◆ Input

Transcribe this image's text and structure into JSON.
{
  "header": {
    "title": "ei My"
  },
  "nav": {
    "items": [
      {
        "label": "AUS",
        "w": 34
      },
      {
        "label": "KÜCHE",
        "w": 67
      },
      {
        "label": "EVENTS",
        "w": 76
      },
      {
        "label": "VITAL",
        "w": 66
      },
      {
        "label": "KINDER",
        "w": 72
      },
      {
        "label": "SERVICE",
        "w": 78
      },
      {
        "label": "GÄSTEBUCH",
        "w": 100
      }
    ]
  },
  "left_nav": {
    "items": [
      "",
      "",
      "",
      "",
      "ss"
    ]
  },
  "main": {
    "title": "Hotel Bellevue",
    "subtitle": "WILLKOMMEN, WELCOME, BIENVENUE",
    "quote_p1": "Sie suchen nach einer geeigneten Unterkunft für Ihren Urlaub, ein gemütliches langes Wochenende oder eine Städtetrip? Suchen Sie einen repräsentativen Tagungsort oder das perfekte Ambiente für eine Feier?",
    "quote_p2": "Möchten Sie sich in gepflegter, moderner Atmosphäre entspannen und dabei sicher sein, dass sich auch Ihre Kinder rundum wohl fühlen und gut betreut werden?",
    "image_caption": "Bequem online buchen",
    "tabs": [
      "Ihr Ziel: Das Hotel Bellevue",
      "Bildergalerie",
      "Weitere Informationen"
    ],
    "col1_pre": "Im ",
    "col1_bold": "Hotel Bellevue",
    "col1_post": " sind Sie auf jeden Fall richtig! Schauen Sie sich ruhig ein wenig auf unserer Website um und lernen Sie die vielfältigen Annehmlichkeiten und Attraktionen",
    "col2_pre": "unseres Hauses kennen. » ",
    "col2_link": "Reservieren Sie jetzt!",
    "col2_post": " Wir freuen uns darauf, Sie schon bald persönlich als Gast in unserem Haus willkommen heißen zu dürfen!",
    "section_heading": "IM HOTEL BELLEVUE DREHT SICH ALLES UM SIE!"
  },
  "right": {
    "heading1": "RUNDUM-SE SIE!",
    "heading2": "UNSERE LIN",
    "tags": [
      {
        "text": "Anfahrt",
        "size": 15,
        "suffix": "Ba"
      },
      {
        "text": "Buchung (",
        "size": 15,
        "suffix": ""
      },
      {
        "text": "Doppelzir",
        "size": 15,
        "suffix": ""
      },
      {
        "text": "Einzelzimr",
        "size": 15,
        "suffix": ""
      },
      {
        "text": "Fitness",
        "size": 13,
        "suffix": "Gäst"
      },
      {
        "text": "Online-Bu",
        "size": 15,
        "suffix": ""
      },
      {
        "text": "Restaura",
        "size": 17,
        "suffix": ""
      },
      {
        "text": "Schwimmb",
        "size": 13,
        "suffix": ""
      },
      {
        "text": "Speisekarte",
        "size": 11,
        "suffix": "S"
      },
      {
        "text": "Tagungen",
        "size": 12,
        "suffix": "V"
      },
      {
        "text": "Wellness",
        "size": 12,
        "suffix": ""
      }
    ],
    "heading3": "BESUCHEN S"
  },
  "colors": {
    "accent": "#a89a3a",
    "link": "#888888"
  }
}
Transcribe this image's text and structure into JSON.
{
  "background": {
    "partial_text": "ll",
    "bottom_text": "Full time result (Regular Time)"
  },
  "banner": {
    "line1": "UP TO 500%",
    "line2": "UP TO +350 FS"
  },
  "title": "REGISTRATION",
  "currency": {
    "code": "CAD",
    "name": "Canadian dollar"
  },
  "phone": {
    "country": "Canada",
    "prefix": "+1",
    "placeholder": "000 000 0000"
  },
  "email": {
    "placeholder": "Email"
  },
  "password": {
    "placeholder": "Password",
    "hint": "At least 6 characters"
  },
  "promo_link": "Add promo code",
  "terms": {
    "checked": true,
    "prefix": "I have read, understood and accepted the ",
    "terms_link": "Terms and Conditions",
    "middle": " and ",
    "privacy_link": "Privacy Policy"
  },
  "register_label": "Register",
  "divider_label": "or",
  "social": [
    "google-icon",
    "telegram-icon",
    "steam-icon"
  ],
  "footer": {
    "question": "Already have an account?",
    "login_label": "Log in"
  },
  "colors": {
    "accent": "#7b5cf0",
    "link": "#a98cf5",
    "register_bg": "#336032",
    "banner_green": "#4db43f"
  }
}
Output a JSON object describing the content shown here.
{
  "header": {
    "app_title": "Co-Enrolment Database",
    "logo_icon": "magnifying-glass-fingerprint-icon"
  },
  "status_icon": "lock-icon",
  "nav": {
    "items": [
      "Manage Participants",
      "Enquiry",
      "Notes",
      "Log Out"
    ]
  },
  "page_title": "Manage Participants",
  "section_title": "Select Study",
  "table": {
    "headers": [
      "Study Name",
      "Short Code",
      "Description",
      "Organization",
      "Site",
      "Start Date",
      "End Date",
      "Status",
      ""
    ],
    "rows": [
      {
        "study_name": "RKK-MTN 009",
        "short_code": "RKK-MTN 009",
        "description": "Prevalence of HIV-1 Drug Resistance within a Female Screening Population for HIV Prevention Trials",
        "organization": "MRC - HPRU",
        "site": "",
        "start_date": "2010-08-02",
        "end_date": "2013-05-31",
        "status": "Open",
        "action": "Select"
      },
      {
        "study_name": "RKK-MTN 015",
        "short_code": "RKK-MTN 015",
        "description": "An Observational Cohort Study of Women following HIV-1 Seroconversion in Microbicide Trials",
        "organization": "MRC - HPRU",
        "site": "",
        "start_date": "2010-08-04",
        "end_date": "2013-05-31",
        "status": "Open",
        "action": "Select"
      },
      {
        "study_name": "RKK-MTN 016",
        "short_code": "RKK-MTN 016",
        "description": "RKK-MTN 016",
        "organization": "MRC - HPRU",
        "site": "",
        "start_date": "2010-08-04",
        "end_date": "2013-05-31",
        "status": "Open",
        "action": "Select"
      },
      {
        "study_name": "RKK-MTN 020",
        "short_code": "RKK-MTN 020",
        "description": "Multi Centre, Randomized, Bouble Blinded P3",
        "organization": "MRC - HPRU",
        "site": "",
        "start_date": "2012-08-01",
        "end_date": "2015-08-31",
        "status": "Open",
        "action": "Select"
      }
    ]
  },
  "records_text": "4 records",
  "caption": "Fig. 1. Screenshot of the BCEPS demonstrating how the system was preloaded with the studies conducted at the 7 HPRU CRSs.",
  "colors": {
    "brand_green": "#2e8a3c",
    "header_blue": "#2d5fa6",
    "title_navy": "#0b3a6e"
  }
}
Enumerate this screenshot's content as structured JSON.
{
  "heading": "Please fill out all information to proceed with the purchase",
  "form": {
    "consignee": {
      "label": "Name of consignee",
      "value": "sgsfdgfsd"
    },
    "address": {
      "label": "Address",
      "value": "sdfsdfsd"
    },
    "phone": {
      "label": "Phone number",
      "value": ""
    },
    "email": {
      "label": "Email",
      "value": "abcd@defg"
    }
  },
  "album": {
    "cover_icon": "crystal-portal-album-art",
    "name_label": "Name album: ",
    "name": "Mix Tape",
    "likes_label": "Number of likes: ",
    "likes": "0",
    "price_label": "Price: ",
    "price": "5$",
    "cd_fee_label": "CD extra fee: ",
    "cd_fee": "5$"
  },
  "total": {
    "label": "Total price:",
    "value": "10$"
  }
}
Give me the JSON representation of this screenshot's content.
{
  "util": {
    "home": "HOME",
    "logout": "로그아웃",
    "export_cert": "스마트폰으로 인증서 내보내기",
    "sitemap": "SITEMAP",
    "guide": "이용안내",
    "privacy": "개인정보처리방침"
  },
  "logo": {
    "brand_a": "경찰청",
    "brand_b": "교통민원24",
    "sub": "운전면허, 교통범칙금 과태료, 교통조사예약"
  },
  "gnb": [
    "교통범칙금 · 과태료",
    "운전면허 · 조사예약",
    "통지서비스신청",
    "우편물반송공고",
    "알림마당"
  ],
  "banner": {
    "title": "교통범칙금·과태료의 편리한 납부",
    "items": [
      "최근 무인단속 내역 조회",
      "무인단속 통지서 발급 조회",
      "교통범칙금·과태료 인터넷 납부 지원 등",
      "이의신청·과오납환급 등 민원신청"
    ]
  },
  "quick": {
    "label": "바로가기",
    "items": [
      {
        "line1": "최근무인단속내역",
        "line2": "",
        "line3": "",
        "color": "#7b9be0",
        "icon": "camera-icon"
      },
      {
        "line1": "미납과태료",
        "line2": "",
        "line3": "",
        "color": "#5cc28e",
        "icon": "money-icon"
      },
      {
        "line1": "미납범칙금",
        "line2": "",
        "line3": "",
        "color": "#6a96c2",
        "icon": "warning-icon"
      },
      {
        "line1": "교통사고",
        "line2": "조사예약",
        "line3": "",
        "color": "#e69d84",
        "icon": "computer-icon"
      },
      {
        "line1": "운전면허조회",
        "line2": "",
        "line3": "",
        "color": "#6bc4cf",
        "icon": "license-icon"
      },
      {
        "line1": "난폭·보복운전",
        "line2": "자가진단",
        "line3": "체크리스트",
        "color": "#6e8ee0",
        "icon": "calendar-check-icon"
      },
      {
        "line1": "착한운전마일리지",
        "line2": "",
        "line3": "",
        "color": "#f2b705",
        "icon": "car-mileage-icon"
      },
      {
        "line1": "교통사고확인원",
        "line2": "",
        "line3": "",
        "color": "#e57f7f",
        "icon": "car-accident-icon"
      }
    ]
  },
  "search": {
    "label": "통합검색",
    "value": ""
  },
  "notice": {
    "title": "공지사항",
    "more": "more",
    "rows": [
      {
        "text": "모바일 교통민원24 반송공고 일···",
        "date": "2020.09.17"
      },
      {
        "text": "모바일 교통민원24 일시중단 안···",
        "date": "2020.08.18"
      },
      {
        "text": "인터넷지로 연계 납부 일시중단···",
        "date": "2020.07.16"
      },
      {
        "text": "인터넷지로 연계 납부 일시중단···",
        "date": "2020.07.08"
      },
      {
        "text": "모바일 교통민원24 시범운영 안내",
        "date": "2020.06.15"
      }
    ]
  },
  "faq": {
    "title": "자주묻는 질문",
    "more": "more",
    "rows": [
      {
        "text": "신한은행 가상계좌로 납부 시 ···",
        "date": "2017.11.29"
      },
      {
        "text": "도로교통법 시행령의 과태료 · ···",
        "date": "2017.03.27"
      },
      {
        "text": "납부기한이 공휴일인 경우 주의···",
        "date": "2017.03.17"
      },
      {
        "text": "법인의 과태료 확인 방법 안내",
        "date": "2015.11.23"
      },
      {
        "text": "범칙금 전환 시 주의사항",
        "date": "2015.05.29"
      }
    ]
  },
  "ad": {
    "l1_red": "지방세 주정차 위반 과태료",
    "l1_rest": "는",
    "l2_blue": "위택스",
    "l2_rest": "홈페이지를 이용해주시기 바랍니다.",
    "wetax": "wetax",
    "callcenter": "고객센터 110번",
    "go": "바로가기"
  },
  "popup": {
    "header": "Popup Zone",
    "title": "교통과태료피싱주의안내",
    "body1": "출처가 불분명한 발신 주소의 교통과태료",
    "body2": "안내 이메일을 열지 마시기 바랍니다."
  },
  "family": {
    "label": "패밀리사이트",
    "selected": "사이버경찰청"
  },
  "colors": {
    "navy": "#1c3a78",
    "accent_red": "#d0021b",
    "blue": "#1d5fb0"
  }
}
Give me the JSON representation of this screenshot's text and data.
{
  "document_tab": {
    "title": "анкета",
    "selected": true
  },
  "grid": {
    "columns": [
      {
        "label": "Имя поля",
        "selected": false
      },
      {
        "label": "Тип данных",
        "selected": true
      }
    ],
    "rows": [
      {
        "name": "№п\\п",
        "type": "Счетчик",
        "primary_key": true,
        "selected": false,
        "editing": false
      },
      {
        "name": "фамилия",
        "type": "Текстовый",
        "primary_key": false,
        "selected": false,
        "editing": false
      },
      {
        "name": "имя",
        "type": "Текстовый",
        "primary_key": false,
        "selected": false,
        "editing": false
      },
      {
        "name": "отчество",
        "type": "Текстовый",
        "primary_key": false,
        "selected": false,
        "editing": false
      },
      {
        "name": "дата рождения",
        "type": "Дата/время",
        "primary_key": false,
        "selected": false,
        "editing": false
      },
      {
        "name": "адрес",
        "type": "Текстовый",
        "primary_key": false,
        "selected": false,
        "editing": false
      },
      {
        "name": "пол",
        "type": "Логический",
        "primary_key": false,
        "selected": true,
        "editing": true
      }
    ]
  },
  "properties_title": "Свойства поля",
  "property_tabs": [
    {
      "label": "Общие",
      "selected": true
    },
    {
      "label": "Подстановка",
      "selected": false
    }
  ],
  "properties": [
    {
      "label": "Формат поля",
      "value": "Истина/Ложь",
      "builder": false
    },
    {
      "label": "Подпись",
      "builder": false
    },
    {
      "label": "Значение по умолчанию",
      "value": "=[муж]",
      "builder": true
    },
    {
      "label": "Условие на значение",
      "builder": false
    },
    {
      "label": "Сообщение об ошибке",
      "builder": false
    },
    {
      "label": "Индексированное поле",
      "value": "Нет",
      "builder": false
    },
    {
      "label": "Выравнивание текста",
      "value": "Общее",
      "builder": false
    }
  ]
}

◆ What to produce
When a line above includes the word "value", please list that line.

◆ Exercise answer
      "value": "sgsfdgfsd"
      "value": "sdfsdfsd"
      "value": ""
      "value": "abcd@defg"
    "value": "10$"
    "value": ""
      "value": "Истина/Ложь",
      "value": "=[муж]",
      "value": "Нет",
      "value": "Общее",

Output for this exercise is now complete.